"And I will take away his blood out of his mouth": this refers to their sacrificial shrines.

"And his detestable things from between his teeth": this refers to their oracles.

"And he also shall be a remnant for our God": these are the synagogues and houses of learning in Edom.

"And he shall be as a chief in Judah, and Ekron as a Jebusite" (ibid): these are the theatres and circuses in Edom in which one day the chieftains of Judah shall publicly teach the Torah.


R. Yose b. Hanina now interprets a verse from Zechariah containing a prophecy against Zur. The prophecy mentions Ekron which was the topic above.

The midrash on the prophecy is understandable, I think. Note the theme of theaters and circuses becoming synagogues. This is a frequent theme in rabbinic literature.


אמר רבי יצחק: לשםזו פמייס, עקרון תעקרזו קסרי בת אדום, שהיא היתה מטרופולין של מלכים. איכא דאמרי: דמרבי בה מלכי, ואיכא דאמרי: דמוקמי מינה מלכי. קסרי וירושלים, אם יאמר לך אדם: חרבו שתיהןאל תאמן, ישבו שתיהןאל תאמן. חרבה קסרי וישבה ירושלים, חרבה ירושלים וישבה קסריתאמן. שנאמר +יחזקאל כ"ו+ אמלאה החרבה: אם מליאה זוחרבה זו. אם מליאה זו חרבה זו. רב נחמן בר יצחק אמר מהכא: +בראשית כ"ה+ ולאם מלאם יאמץ.


R. Yitzchak said: Leshem is Pamias. "Ekron shall be rooted out": this is Caesarea, the daughter of Edom, which was a metropolis of kings.

There are those who say that this means that kings were brought up there.

And there are those that say that kings were appointed from there.

Caesarea and Jerusalem [are rivals]. If one says to you that both are destroyed, do not believe him; if he says that both are flourishing, do not believe him; if he says that Caesarea is waste and Jerusalem is flourishing, or that Jerusalem is waste and Caesarea is flourishing, you may believe him, as it says, "I shall be filled, she is laid waste" (Ezekiel 26:2); if this one is filled, that one is laid waste, and if that one is filled, this one is laid waste.

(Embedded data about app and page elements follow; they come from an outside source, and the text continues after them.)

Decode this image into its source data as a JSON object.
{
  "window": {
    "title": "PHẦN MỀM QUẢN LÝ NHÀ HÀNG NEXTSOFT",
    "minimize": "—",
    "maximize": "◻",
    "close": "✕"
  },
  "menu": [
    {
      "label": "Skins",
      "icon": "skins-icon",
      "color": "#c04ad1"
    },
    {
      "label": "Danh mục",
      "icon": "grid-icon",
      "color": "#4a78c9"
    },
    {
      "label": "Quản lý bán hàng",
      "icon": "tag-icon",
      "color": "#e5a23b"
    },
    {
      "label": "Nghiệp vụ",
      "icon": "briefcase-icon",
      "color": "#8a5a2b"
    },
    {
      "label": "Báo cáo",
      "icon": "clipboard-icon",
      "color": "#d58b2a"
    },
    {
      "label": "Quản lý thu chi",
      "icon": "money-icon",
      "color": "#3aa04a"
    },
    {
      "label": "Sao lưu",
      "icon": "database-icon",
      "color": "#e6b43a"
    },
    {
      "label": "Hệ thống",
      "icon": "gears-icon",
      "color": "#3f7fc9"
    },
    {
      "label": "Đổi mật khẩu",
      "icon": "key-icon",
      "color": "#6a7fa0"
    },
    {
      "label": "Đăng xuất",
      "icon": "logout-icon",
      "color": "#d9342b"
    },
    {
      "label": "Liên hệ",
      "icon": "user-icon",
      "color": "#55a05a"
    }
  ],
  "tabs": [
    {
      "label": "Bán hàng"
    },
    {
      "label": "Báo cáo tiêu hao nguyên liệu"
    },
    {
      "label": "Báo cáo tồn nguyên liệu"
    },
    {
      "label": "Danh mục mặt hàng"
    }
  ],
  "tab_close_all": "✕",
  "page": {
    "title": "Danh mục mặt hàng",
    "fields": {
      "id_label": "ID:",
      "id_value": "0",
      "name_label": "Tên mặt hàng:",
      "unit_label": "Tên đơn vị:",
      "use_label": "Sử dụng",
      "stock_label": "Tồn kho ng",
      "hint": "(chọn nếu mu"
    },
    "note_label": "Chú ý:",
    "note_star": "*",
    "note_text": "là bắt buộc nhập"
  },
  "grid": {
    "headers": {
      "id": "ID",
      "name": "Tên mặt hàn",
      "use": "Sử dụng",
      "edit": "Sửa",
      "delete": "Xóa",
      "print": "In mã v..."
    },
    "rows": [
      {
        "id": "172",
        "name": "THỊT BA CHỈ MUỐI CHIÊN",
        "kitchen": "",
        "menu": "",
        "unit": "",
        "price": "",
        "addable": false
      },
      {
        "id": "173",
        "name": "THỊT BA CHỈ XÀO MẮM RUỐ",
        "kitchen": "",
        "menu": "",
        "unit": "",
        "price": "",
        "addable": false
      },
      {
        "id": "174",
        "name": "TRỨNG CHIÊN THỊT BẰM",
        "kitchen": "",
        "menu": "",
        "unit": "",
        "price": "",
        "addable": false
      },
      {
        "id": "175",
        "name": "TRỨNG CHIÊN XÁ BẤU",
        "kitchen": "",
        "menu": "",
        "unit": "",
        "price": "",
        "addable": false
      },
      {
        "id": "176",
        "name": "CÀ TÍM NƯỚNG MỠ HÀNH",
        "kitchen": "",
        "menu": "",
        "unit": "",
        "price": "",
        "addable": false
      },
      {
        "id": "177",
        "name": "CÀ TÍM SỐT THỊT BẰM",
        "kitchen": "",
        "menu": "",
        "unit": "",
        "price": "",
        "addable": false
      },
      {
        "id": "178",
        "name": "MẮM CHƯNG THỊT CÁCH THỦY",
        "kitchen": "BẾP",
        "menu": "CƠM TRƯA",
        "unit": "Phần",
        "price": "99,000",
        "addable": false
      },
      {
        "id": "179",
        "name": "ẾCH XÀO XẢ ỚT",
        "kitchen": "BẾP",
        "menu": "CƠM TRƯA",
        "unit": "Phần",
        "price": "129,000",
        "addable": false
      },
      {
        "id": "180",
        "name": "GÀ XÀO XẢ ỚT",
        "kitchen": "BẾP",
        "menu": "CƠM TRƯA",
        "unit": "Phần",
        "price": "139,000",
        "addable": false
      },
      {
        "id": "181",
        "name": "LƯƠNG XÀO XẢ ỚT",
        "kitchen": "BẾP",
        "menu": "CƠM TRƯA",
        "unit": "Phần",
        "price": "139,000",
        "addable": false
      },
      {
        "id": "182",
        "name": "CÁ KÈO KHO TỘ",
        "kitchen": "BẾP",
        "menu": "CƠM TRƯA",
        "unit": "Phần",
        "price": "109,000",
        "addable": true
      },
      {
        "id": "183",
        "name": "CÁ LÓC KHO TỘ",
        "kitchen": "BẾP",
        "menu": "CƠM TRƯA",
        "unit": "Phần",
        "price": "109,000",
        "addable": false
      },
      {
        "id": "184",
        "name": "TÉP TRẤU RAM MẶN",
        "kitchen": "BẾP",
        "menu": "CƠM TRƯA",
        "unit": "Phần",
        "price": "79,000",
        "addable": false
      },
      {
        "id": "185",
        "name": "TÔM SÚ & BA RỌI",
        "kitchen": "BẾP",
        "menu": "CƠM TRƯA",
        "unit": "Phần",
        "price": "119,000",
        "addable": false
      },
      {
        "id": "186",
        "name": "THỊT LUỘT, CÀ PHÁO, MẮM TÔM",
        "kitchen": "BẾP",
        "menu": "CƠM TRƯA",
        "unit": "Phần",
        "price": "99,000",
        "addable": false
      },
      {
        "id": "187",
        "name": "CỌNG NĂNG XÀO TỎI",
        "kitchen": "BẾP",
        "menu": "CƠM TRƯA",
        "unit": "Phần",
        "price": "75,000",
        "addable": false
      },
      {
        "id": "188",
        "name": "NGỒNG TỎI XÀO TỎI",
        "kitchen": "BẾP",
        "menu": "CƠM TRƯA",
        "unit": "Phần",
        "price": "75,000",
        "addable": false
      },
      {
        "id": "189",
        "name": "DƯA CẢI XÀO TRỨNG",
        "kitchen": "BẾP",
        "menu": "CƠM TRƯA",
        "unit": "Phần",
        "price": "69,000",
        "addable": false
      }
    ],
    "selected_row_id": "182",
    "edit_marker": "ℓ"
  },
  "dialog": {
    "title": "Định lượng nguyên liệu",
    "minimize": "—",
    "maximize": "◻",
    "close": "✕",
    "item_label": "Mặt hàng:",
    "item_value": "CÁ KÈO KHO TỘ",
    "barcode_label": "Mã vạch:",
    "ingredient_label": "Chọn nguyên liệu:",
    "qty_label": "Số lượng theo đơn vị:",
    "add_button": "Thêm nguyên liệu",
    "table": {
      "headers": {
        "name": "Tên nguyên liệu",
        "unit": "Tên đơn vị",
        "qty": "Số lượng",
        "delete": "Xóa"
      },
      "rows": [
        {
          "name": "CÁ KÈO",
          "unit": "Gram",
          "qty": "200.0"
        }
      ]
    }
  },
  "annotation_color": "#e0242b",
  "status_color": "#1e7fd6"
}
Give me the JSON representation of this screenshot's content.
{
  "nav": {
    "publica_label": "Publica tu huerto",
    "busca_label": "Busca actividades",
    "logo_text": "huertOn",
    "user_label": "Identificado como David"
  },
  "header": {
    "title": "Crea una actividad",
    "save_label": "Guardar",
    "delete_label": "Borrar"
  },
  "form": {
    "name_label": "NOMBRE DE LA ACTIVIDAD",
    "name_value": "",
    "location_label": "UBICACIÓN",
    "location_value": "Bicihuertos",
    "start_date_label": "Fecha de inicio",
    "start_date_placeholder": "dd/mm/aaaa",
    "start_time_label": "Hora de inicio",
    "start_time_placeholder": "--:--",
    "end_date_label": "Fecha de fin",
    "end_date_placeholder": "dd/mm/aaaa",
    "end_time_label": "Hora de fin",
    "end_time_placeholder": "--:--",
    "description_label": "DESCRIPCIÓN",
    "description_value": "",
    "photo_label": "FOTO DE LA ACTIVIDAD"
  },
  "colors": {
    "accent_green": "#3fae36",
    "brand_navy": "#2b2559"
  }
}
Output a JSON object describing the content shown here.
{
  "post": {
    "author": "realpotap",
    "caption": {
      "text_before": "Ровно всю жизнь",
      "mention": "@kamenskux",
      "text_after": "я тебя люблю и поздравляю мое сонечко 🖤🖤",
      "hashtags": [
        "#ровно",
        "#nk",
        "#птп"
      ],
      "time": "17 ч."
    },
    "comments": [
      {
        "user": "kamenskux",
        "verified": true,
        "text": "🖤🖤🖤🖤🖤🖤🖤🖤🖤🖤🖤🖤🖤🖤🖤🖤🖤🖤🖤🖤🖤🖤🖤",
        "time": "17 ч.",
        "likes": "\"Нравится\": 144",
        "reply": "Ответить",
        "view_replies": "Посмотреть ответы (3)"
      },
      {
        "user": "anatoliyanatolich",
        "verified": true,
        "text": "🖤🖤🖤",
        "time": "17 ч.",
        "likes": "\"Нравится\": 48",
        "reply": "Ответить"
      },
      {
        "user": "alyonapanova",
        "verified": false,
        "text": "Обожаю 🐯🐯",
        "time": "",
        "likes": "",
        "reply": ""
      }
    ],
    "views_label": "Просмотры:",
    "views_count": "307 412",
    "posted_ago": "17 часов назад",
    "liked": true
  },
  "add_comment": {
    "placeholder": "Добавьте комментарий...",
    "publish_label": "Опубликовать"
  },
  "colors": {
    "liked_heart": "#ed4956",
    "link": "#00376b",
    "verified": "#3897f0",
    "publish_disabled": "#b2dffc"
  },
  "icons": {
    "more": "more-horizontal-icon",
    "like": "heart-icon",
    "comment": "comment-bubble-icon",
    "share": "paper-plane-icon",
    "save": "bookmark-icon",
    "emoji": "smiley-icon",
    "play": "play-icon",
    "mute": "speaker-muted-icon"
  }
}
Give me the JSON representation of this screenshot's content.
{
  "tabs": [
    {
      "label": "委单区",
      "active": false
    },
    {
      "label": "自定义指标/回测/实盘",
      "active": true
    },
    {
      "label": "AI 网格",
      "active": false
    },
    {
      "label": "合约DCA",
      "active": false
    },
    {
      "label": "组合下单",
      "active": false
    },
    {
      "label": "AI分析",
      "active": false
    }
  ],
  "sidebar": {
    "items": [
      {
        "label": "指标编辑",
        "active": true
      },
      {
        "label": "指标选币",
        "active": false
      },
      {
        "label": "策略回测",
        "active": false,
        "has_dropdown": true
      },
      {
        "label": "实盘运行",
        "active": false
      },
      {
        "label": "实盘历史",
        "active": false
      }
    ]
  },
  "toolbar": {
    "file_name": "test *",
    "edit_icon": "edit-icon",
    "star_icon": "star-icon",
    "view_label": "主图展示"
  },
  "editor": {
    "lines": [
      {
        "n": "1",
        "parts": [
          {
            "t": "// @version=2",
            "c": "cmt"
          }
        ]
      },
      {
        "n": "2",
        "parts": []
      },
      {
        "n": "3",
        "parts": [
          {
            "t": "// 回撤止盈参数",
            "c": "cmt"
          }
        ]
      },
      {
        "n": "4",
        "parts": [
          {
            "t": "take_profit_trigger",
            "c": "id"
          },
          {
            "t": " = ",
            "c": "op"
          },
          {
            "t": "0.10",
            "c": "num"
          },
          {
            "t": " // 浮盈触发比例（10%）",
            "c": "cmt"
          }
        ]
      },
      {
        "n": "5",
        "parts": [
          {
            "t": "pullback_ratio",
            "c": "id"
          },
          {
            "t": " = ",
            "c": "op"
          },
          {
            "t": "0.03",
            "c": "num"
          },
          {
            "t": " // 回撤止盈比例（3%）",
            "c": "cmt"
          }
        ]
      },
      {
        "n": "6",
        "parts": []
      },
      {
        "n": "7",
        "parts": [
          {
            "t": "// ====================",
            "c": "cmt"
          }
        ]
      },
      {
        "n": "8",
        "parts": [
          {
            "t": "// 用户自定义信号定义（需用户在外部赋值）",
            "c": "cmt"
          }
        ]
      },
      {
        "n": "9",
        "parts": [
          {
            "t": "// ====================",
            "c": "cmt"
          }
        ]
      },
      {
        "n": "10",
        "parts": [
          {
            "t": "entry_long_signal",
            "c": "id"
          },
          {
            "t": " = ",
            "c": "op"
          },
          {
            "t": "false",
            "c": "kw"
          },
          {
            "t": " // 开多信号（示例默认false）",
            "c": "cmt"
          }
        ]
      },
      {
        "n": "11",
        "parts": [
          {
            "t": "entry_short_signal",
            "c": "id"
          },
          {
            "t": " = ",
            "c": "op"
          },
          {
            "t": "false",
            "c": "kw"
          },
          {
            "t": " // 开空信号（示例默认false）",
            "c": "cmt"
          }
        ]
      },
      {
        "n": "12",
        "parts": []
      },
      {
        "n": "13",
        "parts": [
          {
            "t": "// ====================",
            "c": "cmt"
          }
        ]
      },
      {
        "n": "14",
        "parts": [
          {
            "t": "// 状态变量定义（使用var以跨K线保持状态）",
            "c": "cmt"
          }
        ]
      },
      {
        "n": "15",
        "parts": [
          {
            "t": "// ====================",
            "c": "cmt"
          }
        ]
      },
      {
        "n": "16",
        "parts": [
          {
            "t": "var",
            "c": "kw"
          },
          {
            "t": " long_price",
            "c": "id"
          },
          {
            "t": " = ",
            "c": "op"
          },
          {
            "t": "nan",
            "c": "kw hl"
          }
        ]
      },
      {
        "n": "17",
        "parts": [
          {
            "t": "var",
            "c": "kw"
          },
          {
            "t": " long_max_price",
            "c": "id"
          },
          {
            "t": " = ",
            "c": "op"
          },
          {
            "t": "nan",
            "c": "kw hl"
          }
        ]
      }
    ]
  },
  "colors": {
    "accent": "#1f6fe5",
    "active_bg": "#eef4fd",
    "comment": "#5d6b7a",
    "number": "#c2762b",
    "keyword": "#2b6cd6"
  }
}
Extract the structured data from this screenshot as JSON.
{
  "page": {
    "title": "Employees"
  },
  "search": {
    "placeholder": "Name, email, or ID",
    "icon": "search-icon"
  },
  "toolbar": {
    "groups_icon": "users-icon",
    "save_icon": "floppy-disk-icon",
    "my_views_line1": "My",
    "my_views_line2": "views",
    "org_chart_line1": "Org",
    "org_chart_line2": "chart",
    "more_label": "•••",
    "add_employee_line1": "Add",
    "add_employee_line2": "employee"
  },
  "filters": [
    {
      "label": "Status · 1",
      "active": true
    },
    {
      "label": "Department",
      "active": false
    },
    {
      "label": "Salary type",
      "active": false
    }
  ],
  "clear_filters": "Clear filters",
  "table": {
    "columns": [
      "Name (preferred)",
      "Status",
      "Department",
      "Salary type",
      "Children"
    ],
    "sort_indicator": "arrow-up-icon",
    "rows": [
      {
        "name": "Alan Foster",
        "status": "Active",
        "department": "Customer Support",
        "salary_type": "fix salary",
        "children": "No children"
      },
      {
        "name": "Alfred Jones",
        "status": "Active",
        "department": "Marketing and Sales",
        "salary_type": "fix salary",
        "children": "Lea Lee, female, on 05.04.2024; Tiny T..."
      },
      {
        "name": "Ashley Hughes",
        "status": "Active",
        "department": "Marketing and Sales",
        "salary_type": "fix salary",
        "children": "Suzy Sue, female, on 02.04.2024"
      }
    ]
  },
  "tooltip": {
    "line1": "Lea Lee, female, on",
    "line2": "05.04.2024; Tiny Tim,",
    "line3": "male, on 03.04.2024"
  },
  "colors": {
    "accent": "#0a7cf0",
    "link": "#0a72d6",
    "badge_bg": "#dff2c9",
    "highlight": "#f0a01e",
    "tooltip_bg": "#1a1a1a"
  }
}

R. Nahman b. Yitzchak derived the same lesson from here: "And the one nation shall be stronger than the other nation" (Genesis 25:23).


Leshem is a city conquered by the tribe of Dan. Pamias is the Greek name of the city.

Caesarea is again identified as Ekron. According to this statement, it seems to be a place where kings are made. I assume that this is related to the name of the city Caesarea, after Caesar.

The continuation of R. Yitzchak’s statement points out that Jewish culture and Greco-Roman culture (symbolized by Caesarea and Jerusalem) exist in an inverse relationship. When one thrives, the other suffers.

To be honest, I think this remains one of the great challenges of American Jewish existence. Can the "Greco-Roman" side, the part of us that wants to integrate with the modern world, adopt modern values and lifestyles, thrive at the same time that the traditional Jewish side thrives.